In part four of our investigative series into the art of multi-tasking with discerning cognac maker Rémy Martin, we talk work ethics, balancing acts and unwinding tips with three distinguished do-it-alls.

Photographer Thomas Ost (c).

Emilie Pischedda

I’m the director at Sorry We’re Closed gallery in Brussels, which basically means I prepare exhibitions, fairs and parallel projects. That takes up most of my time. I’m also an artist myself, and I’ve always found a way to combine my artist practice with my more professional activities, even though it’s somewhat of a schizophrenic approach and can sometimes lead to a rather hectic rhythm. Last year, I opened a restaurant-come-gallery-come-club together with Elodie Delaigle and Sophie Pelletier called The Hope. It was an amazing adventure, a project that united a ton of different people in a singular and unexpected context around art, music and food. I love collaborative, trans-disciplinary projects where I’m either the initiator or invited to contribute. That’s the case with Clémence Seilles’s project Mortal Recording that questions the format of recording studios, of performances, of design and of live concerts. I play zarb in it, a Persian percussion. Matter of fact, this year I’ll be making my own instruments together with the ceramic studio Quartz. In terms of unwinding and bringing the tempo down a notch or two, I walk and swim a lot. But, overall, my philosophy is similar to Confucious: “Choose a job that you like doing and you’ll never have to work another day.”

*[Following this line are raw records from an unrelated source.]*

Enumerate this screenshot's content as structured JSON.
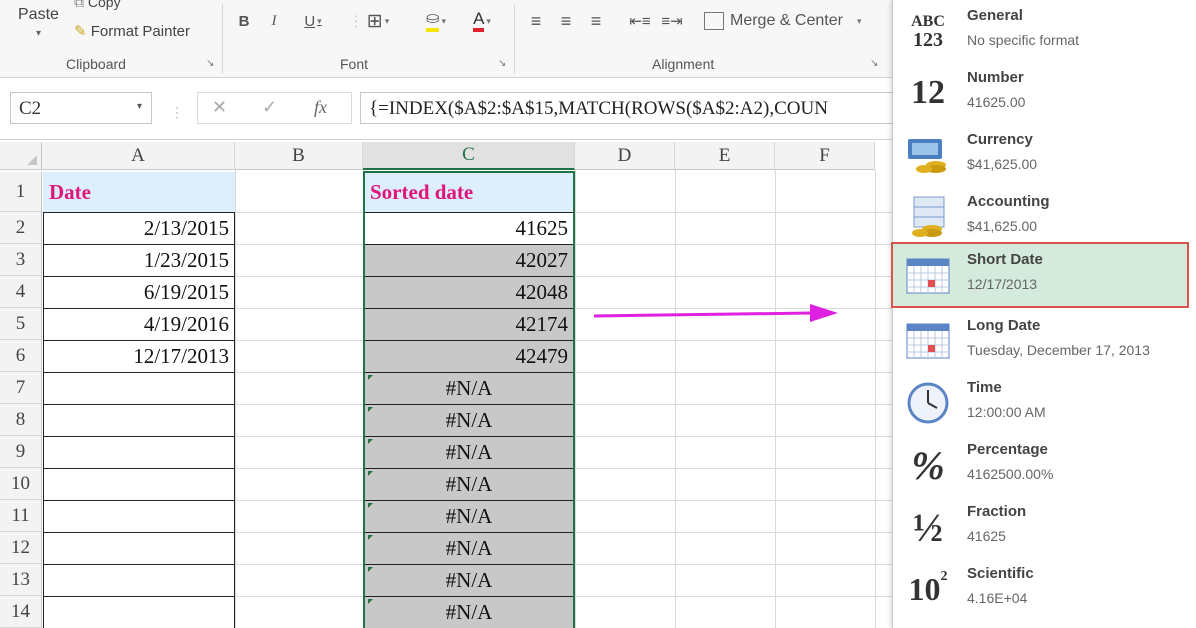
{
  "ribbon": {
    "clipboard": {
      "paste": "Paste",
      "copy": "Copy",
      "format_painter": "Format Painter",
      "group_label": "Clipboard"
    },
    "font": {
      "bold": "B",
      "italic": "I",
      "underline": "U",
      "font_color_glyph": "A",
      "group_label": "Font"
    },
    "alignment": {
      "merge_center": "Merge & Center",
      "group_label": "Alignment"
    }
  },
  "formula_bar": {
    "name_box": "C2",
    "fx": "fx",
    "cancel": "✕",
    "enter": "✓",
    "formula": "{=INDEX($A$2:$A$15,MATCH(ROWS($A$2:A2),COUN"
  },
  "grid": {
    "columns": [
      "A",
      "B",
      "C",
      "D",
      "E",
      "F"
    ],
    "rows": [
      "1",
      "2",
      "3",
      "4",
      "5",
      "6",
      "7",
      "8",
      "9",
      "10",
      "11",
      "12",
      "13",
      "14"
    ],
    "col_a_header": "Date",
    "col_c_header": "Sorted date",
    "col_a_values": [
      "2/13/2015",
      "1/23/2015",
      "6/19/2015",
      "4/19/2016",
      "12/17/2013",
      "",
      "",
      "",
      "",
      "",
      "",
      "",
      ""
    ],
    "col_c_values": [
      "41625",
      "42027",
      "42048",
      "42174",
      "42479",
      "#N/A",
      "#N/A",
      "#N/A",
      "#N/A",
      "#N/A",
      "#N/A",
      "#N/A",
      "#N/A"
    ]
  },
  "format_menu": {
    "items": [
      {
        "name": "General",
        "sample": "No specific format",
        "icon": "general-abc123-icon",
        "glyph_top": "ABC",
        "glyph_bottom": "123"
      },
      {
        "name": "Number",
        "sample": "41625.00",
        "icon": "number-12-icon",
        "glyph": "12"
      },
      {
        "name": "Currency",
        "sample": "$41,625.00",
        "icon": "currency-icon"
      },
      {
        "name": "Accounting",
        "sample": "$41,625.00",
        "icon": "accounting-icon"
      },
      {
        "name": "Short Date",
        "sample": "12/17/2013",
        "icon": "calendar-icon"
      },
      {
        "name": "Long Date",
        "sample": "Tuesday, December 17, 2013",
        "icon": "calendar-icon"
      },
      {
        "name": "Time",
        "sample": "12:00:00 AM",
        "icon": "clock-icon"
      },
      {
        "name": "Percentage",
        "sample": "4162500.00%",
        "icon": "percent-icon",
        "glyph": "%"
      },
      {
        "name": "Fraction",
        "sample": "41625",
        "icon": "fraction-icon",
        "glyph": "½"
      },
      {
        "name": "Scientific",
        "sample": "4.16E+04",
        "icon": "scientific-icon",
        "glyph": "10",
        "glyph_sup": "2"
      }
    ],
    "selected": "Short Date"
  },
  "colors": {
    "header_text": "#e0157c",
    "header_fill": "#ddeefc",
    "shade_fill": "#c8c8c8",
    "selection_green": "#217346",
    "highlight_fill": "#d3eadc",
    "highlight_border": "#d9534f",
    "arrow": "#e020e0"
  }
}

Emilie (1980) is currently developing a food-bike concept, called Fatch!, that will offer a typical culinary delicacy from Marseille. Given more time, she’d love to start making music.
sorrywereclosed.com

Delphine Dupont

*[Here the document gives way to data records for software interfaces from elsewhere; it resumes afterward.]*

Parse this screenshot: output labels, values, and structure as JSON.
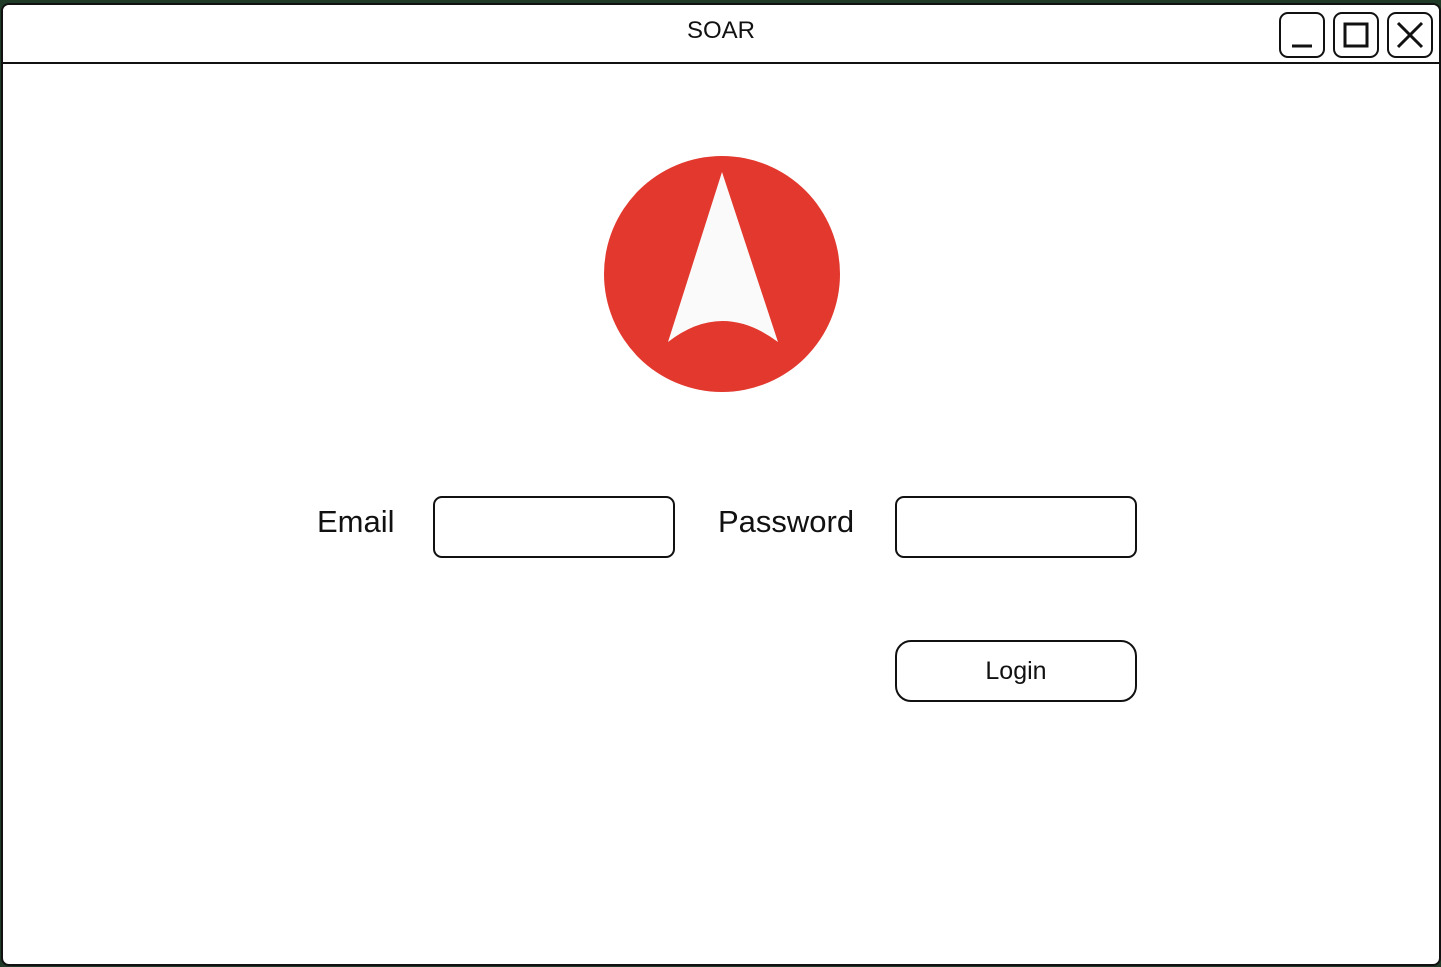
{
  "window": {
    "title": "SOAR",
    "controls": {
      "minimize_icon": "minimize-icon",
      "maximize_icon": "maximize-icon",
      "close_icon": "close-icon"
    }
  },
  "logo": {
    "icon": "arrow-logo",
    "circle_color": "#e3382d",
    "arrow_color": "#fafafa"
  },
  "form": {
    "email_label": "Email",
    "email_value": "",
    "password_label": "Password",
    "password_value": "",
    "login_label": "Login"
  }
}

I co-created Facetofacedesign, a graphic design studio, with Flore Van Ryn 10 years ago. I also opened a charming Italian restaurant in Ixelles with my boyfriend eight months ago called Certo. And I’m the mother of a two and a half year old boy named Lupo. I sometimes teach graphic design to Masters students entitled “masterfooddesign” at Académie des Beaux Arts de Bruxelles and, more recently, I started following courses in collective intelligence, mindfulness and positive communication to learn new skills but, more importantly to avoid the feeling of stagnating. I’ve always liked having multiple activities. When I started out as a graphic designer, for instance, I used to also teach hip-hop dance. I think it’s much richer and more fun to be part of different movements and not have all your friends in a same group. Now, after nearly 15 years of work as a graphic designer, I want to be more connected to the people, and maybe less to my computer. Things change, I change, the way I feel about what makes sense in my life evolves and so is my approach to work I guess – I don’t try to do everything at once anymore. For example, when I get home, I don’t think about work, I’m with my family, and when I’m at work, I nearly forget I have a child. In terms of winding down, I love going down to my allotment, getting my hands dirty and forget about everything. Oh, and not going to bed after 11pm helps a lot too.

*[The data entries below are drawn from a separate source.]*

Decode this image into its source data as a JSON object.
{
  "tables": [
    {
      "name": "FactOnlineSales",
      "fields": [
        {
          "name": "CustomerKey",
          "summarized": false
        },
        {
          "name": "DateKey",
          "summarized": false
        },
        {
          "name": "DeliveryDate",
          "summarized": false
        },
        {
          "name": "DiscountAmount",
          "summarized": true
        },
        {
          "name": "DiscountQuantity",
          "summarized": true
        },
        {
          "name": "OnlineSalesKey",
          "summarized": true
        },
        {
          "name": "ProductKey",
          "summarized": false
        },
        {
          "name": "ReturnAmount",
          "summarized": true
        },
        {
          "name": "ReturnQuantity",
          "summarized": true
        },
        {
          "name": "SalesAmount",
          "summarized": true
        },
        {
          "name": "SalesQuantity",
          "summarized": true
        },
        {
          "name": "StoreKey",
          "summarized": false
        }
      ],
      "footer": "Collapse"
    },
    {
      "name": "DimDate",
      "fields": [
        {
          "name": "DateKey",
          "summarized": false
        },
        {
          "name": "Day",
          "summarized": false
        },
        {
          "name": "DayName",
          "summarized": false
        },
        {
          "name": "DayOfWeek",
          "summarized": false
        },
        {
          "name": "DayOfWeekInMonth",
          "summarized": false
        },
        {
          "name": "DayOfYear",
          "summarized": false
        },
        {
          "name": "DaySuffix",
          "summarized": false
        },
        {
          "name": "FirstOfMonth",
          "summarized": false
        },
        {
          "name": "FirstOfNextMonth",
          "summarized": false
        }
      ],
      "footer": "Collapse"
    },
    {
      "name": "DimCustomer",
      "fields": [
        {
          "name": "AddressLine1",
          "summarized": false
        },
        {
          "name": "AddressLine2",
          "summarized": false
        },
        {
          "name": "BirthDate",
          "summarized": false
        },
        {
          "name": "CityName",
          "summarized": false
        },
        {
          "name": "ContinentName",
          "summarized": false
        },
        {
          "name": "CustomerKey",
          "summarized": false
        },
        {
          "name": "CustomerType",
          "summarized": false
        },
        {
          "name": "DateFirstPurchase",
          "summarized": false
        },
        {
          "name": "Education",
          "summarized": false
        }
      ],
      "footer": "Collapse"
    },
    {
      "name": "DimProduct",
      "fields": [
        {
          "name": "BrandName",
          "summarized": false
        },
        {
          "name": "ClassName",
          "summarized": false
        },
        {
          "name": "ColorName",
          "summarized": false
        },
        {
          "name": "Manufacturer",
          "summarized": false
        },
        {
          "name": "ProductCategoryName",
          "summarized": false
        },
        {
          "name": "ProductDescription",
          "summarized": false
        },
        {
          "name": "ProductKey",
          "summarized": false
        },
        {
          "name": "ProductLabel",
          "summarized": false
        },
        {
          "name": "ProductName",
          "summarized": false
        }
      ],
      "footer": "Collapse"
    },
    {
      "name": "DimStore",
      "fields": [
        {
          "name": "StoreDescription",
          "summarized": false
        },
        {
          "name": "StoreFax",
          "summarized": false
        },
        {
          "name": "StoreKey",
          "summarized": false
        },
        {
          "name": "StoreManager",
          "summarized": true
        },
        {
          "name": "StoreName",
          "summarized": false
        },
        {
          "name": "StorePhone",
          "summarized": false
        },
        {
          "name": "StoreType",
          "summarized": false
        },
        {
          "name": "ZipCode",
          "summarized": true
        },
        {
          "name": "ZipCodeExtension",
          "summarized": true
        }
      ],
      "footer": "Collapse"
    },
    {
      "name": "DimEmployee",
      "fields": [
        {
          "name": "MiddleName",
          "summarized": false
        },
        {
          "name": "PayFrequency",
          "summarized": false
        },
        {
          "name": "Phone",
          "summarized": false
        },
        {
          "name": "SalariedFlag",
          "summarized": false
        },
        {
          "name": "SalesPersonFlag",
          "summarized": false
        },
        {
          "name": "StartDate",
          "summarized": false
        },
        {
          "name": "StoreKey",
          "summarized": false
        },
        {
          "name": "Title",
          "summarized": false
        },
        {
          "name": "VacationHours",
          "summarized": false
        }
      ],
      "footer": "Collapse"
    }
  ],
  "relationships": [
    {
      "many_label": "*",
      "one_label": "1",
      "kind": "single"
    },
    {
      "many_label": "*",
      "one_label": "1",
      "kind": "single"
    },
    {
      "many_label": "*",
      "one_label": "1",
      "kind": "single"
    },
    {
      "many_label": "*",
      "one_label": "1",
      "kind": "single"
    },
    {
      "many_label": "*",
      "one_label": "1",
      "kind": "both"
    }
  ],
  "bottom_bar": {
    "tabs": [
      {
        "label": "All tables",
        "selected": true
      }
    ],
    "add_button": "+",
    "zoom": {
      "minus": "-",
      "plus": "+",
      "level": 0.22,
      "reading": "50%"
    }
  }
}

If she found the time, Delphine (1979) would love to become a DJ.
facetofacedesign.com

Antoine Leroy (Le Pacifique Records)

I’m a music and drawing teacher for children and people with various disabilities. Alongside that, I also run a record label called Le Pacifique Records and produce music as Aidons Antoine and Actapulgite. I draw and make music pretty much every day, as well as fish salmon trout, which I’ve been doing ever since I was a kid. For me, everything started taking shape during my skateboard and graffiti years and, even though I don’t do either of them anymore, they continue to influence my perception of the city. I can’t say I’ve ever really been that organised. To be honest, I thought that becoming the father of a young girl would improve my organisational skills, but that hasn’t really happened. I do find it easier to refuse certain projects though, and focus on those that matter but if I really need to unwind, art shows and the monthly fishing trips I do with my father help a lot.

Given more time, Antoine (1988) would love to learn to surf.
lepacifique.be